### Try it
Report back every line in the data that includes the string "number".
******************************
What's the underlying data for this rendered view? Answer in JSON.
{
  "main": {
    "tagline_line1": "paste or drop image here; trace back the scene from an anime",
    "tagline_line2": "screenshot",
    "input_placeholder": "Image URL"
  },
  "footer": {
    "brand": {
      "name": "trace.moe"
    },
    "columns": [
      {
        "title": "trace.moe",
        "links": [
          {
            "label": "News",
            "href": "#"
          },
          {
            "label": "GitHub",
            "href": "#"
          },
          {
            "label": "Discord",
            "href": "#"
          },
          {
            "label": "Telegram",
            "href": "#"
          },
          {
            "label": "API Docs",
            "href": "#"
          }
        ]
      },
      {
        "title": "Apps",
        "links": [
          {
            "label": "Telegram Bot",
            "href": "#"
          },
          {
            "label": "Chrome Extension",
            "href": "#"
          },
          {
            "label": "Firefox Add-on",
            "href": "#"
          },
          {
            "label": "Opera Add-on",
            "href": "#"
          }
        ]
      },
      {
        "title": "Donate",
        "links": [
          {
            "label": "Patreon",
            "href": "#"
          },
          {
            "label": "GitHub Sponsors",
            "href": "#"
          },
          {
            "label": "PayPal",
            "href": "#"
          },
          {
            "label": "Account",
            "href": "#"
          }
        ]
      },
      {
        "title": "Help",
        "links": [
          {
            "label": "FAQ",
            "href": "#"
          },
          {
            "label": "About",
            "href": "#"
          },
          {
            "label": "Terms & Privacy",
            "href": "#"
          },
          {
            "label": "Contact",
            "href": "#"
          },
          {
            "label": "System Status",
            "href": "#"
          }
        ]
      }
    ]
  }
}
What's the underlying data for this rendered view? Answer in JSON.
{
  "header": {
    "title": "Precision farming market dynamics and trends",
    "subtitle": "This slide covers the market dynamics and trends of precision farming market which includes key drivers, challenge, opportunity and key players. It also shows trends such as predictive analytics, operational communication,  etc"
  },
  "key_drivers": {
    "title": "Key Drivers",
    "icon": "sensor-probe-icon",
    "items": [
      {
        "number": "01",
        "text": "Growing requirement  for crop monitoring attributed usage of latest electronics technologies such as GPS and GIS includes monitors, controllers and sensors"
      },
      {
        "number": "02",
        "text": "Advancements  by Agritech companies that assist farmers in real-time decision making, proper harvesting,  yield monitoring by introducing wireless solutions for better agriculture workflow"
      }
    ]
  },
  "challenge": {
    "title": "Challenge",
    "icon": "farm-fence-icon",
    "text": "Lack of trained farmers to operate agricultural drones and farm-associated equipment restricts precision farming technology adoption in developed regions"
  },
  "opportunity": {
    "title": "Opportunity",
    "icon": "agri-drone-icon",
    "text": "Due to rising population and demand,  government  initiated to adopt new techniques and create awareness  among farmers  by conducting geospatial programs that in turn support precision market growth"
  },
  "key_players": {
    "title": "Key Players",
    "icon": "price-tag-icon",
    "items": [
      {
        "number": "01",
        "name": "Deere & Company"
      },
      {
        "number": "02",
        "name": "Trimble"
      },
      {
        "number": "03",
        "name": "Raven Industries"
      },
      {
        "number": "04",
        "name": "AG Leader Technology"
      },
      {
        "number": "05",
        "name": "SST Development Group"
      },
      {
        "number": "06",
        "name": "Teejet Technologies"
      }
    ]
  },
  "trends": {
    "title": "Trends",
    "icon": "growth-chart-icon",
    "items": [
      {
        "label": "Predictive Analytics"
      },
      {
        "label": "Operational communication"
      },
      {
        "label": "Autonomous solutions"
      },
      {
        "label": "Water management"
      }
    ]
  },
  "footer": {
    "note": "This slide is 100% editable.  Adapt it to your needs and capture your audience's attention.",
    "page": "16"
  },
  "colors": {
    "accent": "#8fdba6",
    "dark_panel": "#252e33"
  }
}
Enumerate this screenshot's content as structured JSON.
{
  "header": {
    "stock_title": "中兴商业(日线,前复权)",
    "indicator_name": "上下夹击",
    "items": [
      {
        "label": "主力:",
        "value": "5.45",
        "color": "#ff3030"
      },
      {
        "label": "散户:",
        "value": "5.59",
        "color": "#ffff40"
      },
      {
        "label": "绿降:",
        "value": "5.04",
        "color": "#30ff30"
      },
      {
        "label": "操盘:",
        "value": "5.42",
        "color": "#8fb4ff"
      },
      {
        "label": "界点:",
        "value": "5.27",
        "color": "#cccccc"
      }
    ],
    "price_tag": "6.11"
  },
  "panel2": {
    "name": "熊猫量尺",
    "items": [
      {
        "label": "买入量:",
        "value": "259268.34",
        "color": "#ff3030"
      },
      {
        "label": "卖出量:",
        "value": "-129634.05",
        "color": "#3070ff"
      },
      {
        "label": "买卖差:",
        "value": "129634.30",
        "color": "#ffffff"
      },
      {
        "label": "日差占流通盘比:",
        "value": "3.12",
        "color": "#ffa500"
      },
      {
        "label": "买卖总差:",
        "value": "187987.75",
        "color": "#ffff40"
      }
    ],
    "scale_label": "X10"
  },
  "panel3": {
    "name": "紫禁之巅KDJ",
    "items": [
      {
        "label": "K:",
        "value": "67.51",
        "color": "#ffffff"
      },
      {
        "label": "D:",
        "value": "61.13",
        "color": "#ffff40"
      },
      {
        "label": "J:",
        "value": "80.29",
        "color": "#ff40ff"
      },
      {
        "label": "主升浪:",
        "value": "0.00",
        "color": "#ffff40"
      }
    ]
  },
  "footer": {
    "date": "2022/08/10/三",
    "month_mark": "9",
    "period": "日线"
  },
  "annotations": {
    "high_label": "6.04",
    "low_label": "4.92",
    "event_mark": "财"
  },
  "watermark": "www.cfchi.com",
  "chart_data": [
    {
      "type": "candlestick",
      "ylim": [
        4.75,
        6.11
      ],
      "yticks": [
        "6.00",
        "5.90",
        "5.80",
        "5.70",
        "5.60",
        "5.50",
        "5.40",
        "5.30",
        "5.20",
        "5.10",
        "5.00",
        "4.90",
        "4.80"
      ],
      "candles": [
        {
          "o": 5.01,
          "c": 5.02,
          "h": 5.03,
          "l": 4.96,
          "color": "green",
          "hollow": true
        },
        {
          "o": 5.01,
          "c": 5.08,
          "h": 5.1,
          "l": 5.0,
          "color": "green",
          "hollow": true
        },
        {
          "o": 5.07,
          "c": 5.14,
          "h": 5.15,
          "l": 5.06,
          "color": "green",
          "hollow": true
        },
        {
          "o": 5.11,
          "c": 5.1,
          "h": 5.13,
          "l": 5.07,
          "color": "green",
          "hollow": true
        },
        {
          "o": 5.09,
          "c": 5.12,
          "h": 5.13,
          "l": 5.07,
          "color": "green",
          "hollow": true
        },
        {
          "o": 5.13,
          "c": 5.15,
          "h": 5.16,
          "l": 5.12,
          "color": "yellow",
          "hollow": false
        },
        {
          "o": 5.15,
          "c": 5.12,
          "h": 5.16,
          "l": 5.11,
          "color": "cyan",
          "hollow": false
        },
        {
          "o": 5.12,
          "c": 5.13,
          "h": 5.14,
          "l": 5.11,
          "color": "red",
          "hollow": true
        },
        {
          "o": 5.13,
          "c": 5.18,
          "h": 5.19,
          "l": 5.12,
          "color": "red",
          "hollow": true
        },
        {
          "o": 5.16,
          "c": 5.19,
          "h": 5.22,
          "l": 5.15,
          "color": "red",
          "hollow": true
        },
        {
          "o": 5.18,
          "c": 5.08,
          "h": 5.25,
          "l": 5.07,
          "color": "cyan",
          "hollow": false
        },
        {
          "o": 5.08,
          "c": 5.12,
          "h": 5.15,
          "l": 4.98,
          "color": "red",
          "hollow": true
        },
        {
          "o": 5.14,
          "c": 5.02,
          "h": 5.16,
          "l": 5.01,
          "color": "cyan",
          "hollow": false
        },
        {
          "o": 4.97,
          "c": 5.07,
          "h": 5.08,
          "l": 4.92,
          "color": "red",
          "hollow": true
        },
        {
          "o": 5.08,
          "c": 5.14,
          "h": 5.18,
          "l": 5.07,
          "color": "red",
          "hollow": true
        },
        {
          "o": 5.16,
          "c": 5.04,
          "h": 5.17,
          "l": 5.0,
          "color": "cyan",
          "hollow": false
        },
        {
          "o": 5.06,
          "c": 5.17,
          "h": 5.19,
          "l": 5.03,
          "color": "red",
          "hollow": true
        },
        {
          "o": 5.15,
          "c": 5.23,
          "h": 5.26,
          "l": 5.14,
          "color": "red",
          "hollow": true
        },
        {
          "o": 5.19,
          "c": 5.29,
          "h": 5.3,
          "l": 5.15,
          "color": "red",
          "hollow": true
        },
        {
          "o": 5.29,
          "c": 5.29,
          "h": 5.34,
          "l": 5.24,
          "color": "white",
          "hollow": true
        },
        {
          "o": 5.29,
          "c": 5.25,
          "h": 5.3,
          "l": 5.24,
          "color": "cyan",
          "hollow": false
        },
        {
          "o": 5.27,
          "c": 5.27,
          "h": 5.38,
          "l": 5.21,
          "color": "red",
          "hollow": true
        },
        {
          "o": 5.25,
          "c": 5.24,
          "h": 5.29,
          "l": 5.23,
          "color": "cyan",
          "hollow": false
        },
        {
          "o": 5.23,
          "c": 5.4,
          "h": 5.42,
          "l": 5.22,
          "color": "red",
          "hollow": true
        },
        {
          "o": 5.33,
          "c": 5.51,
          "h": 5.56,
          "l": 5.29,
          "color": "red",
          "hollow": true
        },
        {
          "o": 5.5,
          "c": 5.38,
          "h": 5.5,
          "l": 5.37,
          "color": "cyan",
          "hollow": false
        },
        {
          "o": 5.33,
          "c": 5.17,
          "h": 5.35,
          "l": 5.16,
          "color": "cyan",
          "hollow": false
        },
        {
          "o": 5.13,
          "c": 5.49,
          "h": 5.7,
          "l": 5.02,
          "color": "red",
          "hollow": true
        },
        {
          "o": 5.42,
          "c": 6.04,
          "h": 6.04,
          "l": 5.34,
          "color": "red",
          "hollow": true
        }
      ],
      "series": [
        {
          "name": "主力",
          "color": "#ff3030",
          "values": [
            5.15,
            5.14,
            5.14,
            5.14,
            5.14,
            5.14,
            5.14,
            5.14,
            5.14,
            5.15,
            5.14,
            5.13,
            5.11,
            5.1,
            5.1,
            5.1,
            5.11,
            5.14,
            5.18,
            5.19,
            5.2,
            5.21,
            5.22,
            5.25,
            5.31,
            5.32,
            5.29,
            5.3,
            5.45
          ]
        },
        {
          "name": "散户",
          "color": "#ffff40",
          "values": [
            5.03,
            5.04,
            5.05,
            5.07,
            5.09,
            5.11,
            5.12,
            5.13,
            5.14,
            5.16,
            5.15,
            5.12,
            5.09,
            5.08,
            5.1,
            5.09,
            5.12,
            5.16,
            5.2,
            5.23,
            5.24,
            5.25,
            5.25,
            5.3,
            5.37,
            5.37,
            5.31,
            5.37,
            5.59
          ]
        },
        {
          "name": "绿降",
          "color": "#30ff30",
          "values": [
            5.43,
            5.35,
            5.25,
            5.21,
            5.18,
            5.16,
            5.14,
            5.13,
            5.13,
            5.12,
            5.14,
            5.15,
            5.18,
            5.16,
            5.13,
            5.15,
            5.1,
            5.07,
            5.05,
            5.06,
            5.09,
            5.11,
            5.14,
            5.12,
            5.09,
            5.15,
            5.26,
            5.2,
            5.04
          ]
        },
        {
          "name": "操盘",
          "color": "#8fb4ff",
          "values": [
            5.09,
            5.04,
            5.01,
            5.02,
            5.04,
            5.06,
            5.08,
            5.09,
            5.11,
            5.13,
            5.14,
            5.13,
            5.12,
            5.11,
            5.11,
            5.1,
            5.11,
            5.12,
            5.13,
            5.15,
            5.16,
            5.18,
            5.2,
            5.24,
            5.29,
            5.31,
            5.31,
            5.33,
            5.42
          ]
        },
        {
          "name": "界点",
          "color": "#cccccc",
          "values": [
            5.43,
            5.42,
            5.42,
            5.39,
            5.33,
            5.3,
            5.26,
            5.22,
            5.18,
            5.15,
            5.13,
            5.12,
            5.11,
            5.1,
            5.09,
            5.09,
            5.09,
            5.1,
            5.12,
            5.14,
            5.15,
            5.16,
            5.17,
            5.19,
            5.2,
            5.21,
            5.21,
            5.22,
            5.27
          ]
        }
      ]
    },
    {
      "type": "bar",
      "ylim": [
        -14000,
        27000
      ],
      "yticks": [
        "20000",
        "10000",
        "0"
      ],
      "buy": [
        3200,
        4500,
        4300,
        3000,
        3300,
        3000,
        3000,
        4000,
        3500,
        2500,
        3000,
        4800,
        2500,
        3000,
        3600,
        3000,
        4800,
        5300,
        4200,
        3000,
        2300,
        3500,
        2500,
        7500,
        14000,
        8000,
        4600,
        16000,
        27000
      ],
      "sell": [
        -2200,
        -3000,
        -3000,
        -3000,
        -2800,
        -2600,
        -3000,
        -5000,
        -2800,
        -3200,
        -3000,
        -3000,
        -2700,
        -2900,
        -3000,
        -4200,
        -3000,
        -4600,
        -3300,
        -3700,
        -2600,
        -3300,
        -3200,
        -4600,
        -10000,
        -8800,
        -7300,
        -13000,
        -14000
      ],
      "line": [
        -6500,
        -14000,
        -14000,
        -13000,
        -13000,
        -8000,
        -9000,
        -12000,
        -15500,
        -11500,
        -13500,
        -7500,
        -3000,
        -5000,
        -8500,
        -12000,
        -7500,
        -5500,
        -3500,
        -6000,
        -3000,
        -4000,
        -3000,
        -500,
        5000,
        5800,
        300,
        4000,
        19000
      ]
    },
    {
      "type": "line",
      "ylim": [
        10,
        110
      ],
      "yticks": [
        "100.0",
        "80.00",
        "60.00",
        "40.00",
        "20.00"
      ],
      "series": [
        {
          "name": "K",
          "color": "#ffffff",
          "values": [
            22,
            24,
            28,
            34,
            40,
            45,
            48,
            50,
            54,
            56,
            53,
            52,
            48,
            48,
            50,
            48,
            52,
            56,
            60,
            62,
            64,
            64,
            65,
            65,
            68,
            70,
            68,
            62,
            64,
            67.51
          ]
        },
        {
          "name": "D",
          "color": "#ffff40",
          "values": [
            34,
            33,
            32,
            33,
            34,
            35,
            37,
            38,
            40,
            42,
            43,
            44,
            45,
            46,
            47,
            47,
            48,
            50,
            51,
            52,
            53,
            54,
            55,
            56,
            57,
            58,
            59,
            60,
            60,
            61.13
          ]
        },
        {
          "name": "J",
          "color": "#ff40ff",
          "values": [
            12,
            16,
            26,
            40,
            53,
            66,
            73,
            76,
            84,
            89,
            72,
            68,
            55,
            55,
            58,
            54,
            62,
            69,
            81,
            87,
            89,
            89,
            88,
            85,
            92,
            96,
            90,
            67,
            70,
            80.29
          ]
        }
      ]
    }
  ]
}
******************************
### Response area
        "number": "01",
        "number": "02",
        "number": "01",
        "number": "02",
        "number": "03",
        "number": "04",
        "number": "05",
        "number": "06",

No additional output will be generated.